The can is cut along the side, a quarter of an inch from the bottom and then half way up the I corners. The loose piece is bent inwards. “Very cheap and useful hoops can be made by a village carpenter using thick bamboo wherever they are available. Poultry keeping is very popular in heavy rainfall areas which abound in bamboos, provision of simple feeders made by bamboo offers greater scope for popularising correct methods of feeding the birds.
It is more economical to use hoppers both sides of which may be used by birds in feeding. It is safe to estimate that one leaner foot of hopper space will be required for every 6 or 8 birds. This would mean that a flock of 100 birds would require a total length of 8-10 of a two sided hopper.
4. Watering Devices:
Chickens require and consume large quantities of water, which should be made available to them at all times.
The ideal watering device is one which is large enough for a whole day supply, keeps the water clean and cool, does not corrode on account of chemical action, does not rust or break easily, does not topple over readily and is easy to empty, clean and refill, does not allow the birds to get into and spoil the water and is relatively inexpensive.
A wide variety of watering utensils satisfying the above needs can be obtained. These may be in the form of fountain or covered containers. In a fountain, the level of water in the feeder dish is kept always at the same level. This is done by arranging for a constant supply of freshwater to flow automatically from a container, as the level in the dish goes down.
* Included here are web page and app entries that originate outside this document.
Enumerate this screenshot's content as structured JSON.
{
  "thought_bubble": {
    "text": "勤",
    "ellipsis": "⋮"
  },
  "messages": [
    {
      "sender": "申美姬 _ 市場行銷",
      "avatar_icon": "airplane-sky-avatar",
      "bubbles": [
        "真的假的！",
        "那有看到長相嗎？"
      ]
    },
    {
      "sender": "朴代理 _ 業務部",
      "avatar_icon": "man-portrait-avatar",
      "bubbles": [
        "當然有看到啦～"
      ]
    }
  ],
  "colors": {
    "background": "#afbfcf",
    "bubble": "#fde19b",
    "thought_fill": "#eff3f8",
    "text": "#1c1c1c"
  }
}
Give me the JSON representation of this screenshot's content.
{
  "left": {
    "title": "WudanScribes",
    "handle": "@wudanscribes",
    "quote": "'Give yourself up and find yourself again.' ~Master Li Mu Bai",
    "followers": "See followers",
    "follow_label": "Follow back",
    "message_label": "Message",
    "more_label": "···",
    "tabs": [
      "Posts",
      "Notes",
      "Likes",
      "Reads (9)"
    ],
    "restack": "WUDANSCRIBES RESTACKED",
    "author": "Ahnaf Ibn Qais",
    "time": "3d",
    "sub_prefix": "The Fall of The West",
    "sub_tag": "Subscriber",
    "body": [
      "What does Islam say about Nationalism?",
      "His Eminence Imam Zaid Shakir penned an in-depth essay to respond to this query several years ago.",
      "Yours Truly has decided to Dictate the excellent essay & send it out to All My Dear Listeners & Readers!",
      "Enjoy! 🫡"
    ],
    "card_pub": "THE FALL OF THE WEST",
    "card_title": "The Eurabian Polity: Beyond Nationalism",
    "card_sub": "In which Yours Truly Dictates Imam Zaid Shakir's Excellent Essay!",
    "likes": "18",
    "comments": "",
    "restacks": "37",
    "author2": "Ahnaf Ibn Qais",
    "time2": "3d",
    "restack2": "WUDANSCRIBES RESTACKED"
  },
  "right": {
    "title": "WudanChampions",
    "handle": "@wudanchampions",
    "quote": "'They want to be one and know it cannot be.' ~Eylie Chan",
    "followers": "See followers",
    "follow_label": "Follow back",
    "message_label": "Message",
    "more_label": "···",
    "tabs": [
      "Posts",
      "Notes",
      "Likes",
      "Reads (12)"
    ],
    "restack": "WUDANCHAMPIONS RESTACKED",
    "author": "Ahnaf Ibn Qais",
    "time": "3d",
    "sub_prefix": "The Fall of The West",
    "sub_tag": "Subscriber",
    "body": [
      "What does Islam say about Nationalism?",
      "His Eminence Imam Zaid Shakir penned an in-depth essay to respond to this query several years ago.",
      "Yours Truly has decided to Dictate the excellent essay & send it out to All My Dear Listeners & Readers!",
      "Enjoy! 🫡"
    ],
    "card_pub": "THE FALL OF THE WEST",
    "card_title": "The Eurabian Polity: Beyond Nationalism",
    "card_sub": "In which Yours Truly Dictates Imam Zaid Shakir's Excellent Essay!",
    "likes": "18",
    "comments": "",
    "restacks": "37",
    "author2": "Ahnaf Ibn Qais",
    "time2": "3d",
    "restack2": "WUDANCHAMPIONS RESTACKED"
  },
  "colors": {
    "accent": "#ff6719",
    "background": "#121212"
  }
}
5. Grit and Shell Containers:
Shells and grits are provided to the poultry separately as ‘ these are not included in the feed mixtures. Ordinary wall hoppers made either of wood or metal serve the purpose.
6. Green Feed Racks:
A green feed wall rack is desirable, as throwing such feed in the litter is insanitary. The racks are made of slats or wire mesh and hung at some height to provide exercise to the birds as they strive for the feed.
Confined birds need as large a run as can be afforded. If more than one breed is kept, it will be necessary to enclose each breed within a fence in order to prevent mixing. An ideal run can be had by putting up a wire mesh fence, 1/2″ mesh being necessary for the chicks and 1.5″-2″ mesh for the adult birds.
A six-foot wide roll of wire mesh or two rolls of 3 feet wide mesh joined together at the centre by a winding wire and mounted on wooden poles, makes ideal fencing. It is advisable to fix the lower edge of the wire mesh at least 6 inches under the surface of the ground in a trench to provide protection against predatory animals.
The chicken run should be covered by wire mesh also on the top to prevent crows, hawks and kites from carrying away the young chicks. In the absence of wire mesh the use of split bamboos or sarkanda is recommended for the runs. They are not very durable but serve the purpose.
8. Laying Batteries:
The system of using batteries for laying hens is a comparatively recent and is one of the developments of battery brooding. Each hen is housed in an individual all metal cage or compartment about 12-16 inches wide, 18 inches long and 18 inches high.
The wire floor gently slopes forwards so that the eggs, when laid, rolls underneath the feed trough and gets out of the reach of the hen. The cages are contiguous and may be single rows (single deck) or built in tiers to accommodate any number of layers.
This system is almost unknown in India at present. It is, however well adapted to localities in or near large cities where the land in adequate extent is either unobtainable or unsuitable for setting up the usual plant.
The system also admits of utilising marshy or damp areas highly unsuitable for poultry rearing by the usual methods. Cities like Mumbai and Kolkata where similar wet conditions prevail during a good part of the year can take to poultry farming intensively by keeping the birds in battery cages.